The reprocessing activities in La Hague offers obvious advantages from an environmental point of view. Recycling reduces recourse to natural uranium sources. It also significantly decreases the volume and the toxicity of radioactive waste in comparison to the direct disposal of spent fuel (with no processing).
Reprocessing nuclear fuel is therefore in line with the policies of ecological responsibility and sustainable development: serving the greater good of the community, seeking the best compromise between the wellbeing of present generations and the protection of future generations, while paring the planet’s resources.
Lauvergeon shared her vision of the future of nuclear energy, and the role that recycling technologies can play in the decades to come.
“When the first plant was commissioned in La Hague, the expression “sustainable development” did not even exist.
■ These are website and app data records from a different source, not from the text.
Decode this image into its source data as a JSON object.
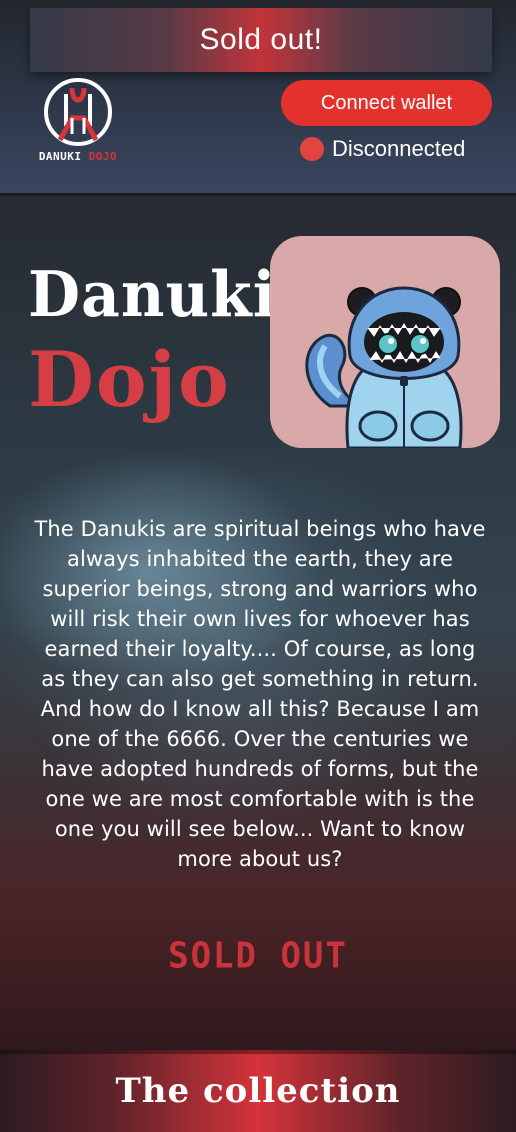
{
  "banner": {
    "text": "Sold out!"
  },
  "header": {
    "logo_caption_white": "DANUKI",
    "logo_caption_red": "DOJO",
    "connect_button": "Connect wallet",
    "status_text": "Disconnected"
  },
  "hero": {
    "title_line1": "Danuki",
    "title_line2": "Dojo"
  },
  "description": "The Danukis are spiritual beings who have always inhabited the earth, they are superior beings, strong and warriors who will risk their own lives for whoever has earned their loyalty.... Of course, as long as they can also get something in return. And how do I know all this? Because I am one of the 6666. Over the centuries we have adopted hundreds of forms, but the one we are most comfortable with is the one you will see below... Want to know more about us?",
  "mint_status": "SOLD OUT",
  "collection": {
    "label": "The collection"
  },
  "colors": {
    "accent_red": "#e3322d",
    "title_red": "#d43e44",
    "status_dot": "#e2453f",
    "mascot_bg": "#d9a8a8"
  },
  "icons": {
    "logo": "danuki-dojo-logo",
    "status": "status-dot-icon",
    "mascot": "danuki-shark-hoodie-image"
  }
}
Yet, the French decision for a closed fuel cycle was driven by the very same principles:
Ensure the most efficient use of a finite resource, uranium
Condition safely ultimate waste
Minimize the quantity and toxicity of waste that must ultimately go to the final repository.
From inception, maximizing safety and minimizing the environmental impact of the plant were key concerns that we addressed. Today, sustainable development is a driving factor. When the US-DOE set up the Generation IV International Forum, experts were asked to define criteria to screen new technologies. And sustainable development was one of them, with the same two key elements. It is therefore not a surprise that 5 out of 6 reactor concepts selected are associated to a closed fuel-cycle.
Accordingly, the US-DOE set-up the Advanced Fuel Cycle Initiative to further developing treatment technologies; in France, the CEA has similar research programs. We are proud that our facilities can provide a robust and comprehensive experience which will be useful to design and implement the fuel cycle of the next generation of power plants. But we are just as proud that our current technologies are making today valuable contributions in the US:
La Hague technology is being used for Yucca Mountain
Our casks and our unrivalled transportation experience can support the safe movement of used fuel from reactors to Yucca Mountain
Our MOX technology is already put to good use in the international fissile material disposition program, which is sometimes called MOX for Peace.
Vitrification and other conditioning technologies may contribute at such DOE sites as Hanford or Savannah.
Clearly current technologies can help nuclear move further. In fact, having a clear path for the back-end of the fuel cycle really is an immediate concern. It is one of the conditions that must be met to support the “nuclear renaissance”; and we have many ideas, derived from our experience and know-how, that we are ready to share. It is a good time to act, since all the conditions for new build are there:
•The economics are there
•Nuclear energy avoids Carbon emission
•Advanced products, such as the EPR, are in the market
•Innovative services are available.
“I firmly believe that nuclear energy has a great and long-term future. AREVA will continue to invest and develop state-of-the-art technologies and facilities to provide outstanding services to its customers. And I would be delighted if, in the future, one of these facilities would receive such a wonderful American Nuclear Society Award.”
There are approximately 130 nuclear reactors in North America, 215 in Europe and 85 in Asia. In Africa, only South Africa has nuclear reactors. Only Mexico, Brazil and Argentina are equipped in Central and Southern America.